Words Have Power, They Are Magic Pt 2
My Aunt Sally came to get me and I moved in with her. She was big. Not in size, although she had lots of fat, but in life. She was big. Everything she did was big. She cried big, she laughed big. The thing she did the most was talk. She talked a lot. Her friends would come over and they would sit at the kitchen table drinking coffee and eating powdered donuts. And talk. And talk.And talk.
I was fascinated by Aunt Sally’s talking. Everything on her moved when she did. Her arms and hands would wave in the air. Her chins would wobble. Her belly would move side to side usually discordant with her arms. Her lips sometimes seemed like they couldn’t keep up with the words that flew out of her mouth and encircled everything and everybody. I would sit on the floor and watch. Every once in awhile she would notice me and hand me a donut, the powder drifting of it like snow, pat me on the head and suggest I go play. I never did I just sat and watched.
I actually think I loved Aunt Sally. She made me feel ok inside. Even when she told me about how my parents and sister died. I guess the police chased some bad guy going hundred miles an hour. He crashed into our car and there they went, over the cliff, bursting into flames at the bottom. I used to imagine Blendy holding that stupid puppy and screaming as the fire burned her up. It made me feel happy.
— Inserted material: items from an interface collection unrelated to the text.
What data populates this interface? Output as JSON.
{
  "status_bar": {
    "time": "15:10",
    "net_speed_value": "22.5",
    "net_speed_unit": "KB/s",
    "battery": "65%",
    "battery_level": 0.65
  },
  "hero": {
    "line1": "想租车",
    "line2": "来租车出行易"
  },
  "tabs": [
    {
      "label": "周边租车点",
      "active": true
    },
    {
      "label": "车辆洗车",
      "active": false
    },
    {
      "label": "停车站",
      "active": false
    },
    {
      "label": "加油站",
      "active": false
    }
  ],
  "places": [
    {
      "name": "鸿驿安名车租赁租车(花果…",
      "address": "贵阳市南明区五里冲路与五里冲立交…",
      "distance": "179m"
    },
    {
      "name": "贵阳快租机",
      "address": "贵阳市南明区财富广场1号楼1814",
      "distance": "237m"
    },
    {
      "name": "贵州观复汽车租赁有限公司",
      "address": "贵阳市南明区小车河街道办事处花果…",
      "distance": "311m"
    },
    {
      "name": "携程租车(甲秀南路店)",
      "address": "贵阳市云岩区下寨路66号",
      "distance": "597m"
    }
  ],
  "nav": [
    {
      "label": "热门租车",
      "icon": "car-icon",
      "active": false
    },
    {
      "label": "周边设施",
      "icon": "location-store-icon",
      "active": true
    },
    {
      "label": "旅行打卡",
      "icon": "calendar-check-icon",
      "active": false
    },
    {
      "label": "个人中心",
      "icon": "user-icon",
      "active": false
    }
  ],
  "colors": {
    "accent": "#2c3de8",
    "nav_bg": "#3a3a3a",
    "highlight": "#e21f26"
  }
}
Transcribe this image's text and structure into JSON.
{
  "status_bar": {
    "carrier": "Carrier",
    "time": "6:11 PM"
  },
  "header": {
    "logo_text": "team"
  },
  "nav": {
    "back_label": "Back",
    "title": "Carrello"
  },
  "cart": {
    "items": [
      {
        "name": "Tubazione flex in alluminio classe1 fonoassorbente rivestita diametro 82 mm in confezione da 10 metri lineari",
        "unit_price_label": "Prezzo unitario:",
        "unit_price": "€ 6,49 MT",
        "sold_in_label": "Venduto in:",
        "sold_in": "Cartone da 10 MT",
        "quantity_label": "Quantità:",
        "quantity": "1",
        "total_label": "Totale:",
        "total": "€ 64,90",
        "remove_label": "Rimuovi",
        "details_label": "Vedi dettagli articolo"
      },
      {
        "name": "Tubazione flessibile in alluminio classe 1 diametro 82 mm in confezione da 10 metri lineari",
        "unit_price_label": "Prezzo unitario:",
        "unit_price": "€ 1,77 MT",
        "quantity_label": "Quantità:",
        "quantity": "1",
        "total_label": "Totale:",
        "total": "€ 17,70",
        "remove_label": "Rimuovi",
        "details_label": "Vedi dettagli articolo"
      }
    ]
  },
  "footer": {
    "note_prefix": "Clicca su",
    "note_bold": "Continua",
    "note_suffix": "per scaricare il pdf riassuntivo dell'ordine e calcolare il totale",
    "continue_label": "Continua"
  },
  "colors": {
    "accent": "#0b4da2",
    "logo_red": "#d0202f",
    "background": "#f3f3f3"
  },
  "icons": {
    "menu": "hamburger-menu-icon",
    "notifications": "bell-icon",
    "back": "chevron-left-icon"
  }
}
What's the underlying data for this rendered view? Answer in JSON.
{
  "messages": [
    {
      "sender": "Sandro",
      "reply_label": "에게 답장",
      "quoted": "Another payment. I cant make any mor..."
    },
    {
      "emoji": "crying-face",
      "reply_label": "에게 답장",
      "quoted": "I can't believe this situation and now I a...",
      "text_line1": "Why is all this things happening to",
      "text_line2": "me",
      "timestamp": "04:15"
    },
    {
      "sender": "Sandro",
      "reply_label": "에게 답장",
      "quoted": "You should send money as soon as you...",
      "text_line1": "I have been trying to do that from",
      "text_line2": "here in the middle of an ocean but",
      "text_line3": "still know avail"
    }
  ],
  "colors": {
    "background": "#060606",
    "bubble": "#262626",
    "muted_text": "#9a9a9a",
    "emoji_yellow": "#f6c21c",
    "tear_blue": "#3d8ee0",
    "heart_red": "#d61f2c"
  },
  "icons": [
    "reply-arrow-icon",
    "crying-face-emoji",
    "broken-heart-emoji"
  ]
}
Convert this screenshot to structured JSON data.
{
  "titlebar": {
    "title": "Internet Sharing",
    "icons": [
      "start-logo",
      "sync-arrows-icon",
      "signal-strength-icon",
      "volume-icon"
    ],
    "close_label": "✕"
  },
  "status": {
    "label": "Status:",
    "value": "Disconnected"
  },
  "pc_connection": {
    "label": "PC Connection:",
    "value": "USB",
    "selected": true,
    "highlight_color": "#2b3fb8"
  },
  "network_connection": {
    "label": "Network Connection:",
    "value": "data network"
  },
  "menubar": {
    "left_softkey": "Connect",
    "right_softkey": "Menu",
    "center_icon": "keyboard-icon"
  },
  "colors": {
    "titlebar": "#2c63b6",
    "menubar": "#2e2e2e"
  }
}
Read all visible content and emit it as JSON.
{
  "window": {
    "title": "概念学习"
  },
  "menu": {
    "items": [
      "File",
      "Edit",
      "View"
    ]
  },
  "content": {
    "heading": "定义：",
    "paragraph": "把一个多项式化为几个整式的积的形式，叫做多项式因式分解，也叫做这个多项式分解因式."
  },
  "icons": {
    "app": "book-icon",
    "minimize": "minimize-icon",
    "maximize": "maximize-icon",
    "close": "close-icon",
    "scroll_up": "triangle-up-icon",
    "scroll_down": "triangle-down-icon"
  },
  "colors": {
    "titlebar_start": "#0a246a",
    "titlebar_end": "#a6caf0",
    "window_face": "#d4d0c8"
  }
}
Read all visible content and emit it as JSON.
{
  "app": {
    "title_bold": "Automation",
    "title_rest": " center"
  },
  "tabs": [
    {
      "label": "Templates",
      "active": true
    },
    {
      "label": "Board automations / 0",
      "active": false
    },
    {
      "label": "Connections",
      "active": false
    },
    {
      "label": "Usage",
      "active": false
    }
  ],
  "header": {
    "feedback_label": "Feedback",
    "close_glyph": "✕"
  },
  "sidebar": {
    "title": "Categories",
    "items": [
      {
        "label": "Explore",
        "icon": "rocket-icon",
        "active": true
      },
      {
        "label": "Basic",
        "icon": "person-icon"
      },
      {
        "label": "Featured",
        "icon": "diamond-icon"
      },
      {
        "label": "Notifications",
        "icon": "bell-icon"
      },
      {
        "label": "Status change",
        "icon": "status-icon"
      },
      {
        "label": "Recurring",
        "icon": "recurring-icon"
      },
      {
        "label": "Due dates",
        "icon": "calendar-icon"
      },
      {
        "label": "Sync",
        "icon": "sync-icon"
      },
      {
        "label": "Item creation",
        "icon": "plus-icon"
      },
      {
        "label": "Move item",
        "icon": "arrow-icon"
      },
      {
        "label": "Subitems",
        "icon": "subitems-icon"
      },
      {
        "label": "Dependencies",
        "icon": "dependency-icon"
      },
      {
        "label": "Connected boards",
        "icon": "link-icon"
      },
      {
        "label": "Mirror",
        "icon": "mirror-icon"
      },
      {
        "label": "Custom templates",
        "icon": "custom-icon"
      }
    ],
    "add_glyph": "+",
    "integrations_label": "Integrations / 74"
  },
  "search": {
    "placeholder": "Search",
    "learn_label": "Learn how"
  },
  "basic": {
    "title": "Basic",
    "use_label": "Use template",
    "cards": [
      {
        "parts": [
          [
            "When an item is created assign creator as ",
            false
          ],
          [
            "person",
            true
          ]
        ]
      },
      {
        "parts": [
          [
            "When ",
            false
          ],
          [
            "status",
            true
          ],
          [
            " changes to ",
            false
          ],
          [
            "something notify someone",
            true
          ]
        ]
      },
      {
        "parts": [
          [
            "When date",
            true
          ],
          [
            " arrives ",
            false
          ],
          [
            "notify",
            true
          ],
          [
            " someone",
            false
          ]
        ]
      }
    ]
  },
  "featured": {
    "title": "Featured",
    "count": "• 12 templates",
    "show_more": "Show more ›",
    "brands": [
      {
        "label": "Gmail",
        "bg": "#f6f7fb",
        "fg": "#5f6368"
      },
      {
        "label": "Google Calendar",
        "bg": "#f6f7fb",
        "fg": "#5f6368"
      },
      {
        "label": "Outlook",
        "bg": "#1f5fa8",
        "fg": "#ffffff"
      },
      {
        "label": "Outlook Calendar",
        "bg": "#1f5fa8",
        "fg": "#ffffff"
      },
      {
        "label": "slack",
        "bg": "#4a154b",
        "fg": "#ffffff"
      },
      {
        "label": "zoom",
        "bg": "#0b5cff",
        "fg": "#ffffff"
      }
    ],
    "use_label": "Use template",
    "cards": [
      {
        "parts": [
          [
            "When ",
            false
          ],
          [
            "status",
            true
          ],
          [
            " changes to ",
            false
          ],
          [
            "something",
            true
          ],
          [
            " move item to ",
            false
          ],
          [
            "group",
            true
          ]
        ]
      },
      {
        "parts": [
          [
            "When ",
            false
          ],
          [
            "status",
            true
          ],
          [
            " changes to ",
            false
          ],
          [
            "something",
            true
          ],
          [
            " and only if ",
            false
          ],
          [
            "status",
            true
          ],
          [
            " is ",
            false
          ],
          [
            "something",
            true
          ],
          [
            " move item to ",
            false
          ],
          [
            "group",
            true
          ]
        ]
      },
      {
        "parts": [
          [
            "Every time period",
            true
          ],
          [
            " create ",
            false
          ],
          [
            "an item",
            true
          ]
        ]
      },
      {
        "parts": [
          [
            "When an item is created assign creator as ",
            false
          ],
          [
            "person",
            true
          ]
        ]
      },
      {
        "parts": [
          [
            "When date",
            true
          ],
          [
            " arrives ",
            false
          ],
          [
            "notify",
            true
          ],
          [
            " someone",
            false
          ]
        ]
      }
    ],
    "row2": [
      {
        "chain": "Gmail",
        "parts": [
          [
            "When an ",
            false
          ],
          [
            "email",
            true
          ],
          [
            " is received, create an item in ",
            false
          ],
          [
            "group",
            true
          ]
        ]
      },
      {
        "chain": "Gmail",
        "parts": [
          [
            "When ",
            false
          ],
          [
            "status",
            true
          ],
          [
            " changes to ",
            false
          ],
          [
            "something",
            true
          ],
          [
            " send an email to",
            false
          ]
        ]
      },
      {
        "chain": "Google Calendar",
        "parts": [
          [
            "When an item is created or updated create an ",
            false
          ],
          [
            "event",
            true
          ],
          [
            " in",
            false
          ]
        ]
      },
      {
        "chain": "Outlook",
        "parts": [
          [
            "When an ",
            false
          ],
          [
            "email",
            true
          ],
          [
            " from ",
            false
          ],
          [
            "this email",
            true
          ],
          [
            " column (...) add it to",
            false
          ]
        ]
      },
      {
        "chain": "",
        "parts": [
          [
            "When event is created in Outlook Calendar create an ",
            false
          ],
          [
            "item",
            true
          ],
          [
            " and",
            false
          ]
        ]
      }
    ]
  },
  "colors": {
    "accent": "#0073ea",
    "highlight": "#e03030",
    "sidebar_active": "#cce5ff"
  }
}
My Aunt Sally told me all this and also said that the police were sad because they killed my parents. So, they gave me a lot of money. She said it was in a bank account and that she took monies from for food and stuff. I didn’t care about that. I was still happy to be somewhere I was not hit. I told her to use it all up. For powdered donuts and coffee. In fact, I was so happy there I went up to my room (I had a REAL room with a bed and dresser and a desk and new crayons!)and drew her a picture. In my picture, I drew her smiling in a big pile of powdered donuts. I put a little dots from her head to a big circle so it looked like she was talking and I wrote in it “I am so happy I could just die!”
A couple of days later my Aunt Sally and I were walking to the store to get more donuts when she ran into a friend walking their dog. She was all dressed in pink. She had a pink dress, a pink hat, pink shoes even her dog was pink. I ain’t ever seen a pink dog before. It looked like cotton candy with little black nose and little black beady eyes. I reached down to touch it to see if it felt like cotton candy. I grabbed a hand full of hair and pulled up intent on seeing if its skin was pink and I guess I pulled too hard. The dog yelped and backed away from my hand. Feeling bad I reached for it again to say sorry. It barked at me and ran, right into the street, right in front of delivery van. The delivery van swerved and came towards us. My Aunt Sally screamed and pushed me away, right before the van came up on the sidewalk and fell on its side, squishing Aunt Sally. I sat on my rear end where I had been pushed looking at the van. One tire was going round and round and a smiling donut on its side declared that Mr. Happy’s Powdered Donuts were the tastiest in the land.
I was sent to my grandparent’s house. My grandpa walked around the house until he found his easy chair and my grandma spent a lot of time talking to her dog that had died the year before. They pretty much had no idea I was there. It was ok. I could do what I wanted when I wanted. Except for school. I had to go there and learned quickly that if I did not show up they came and got me.
I lived with my grandparents for a couple of months. Until one morning, I woke up and my grandma was crying in the kitchen. I thought maybe it was the imaginary dog again but when I went in there, it turned out to be grandpa. It looked like my grandpa was sleeping. The night before my grandpa had said to me that he wished he could just die and get it over with. I had been given that homework assignment where you have to write a sentence for each spelling word. One of those words was sleep. I wrote, “I wish my grandpa would just go to sleep and never wake up.” That was when I knew. I knew. Words have power, they are magic.
After grandpa died, grandma was declared senile and put into a home for senile grandmas. I moved from relative to relative. Until I ran out of relatives. Then I went from foster home to foster home. Some good, some bad. I bounced like that until I was let loose at eighteen. I don’t really have horror stories about them. I don’t have any inspirational stories either. They were just places to sleep, eat, and sometimes get new clothes.
Throughout my childhood and all the schools, I always ended up in the “special” classes. The classes where kids in wheelchairs drooled on themselves their hands curled stiffly against their chest. The classes where the girl with round face walked around smiling saying I love you to everyone. The classes that all the other kids in school would laugh at. Called us dumb, called us retards And so we were, because words have power they are magic
I was not retarded. I just wouldn’t write anymore. They thought I was damaged because of my past. I had learned my lesson, the lesson of words. I was afraid to write. I learned their power. Even when I was trying to help someone, it always turned out wrong. It seemed it was better to not write at all. Because of that, I graduated bottom of my class and having no prospects I joined the military. I was promptly sent to Vietnam. It seemed better than writing. I had no fear of being shot. Because bullets hurt, but words, words have power, they are magic.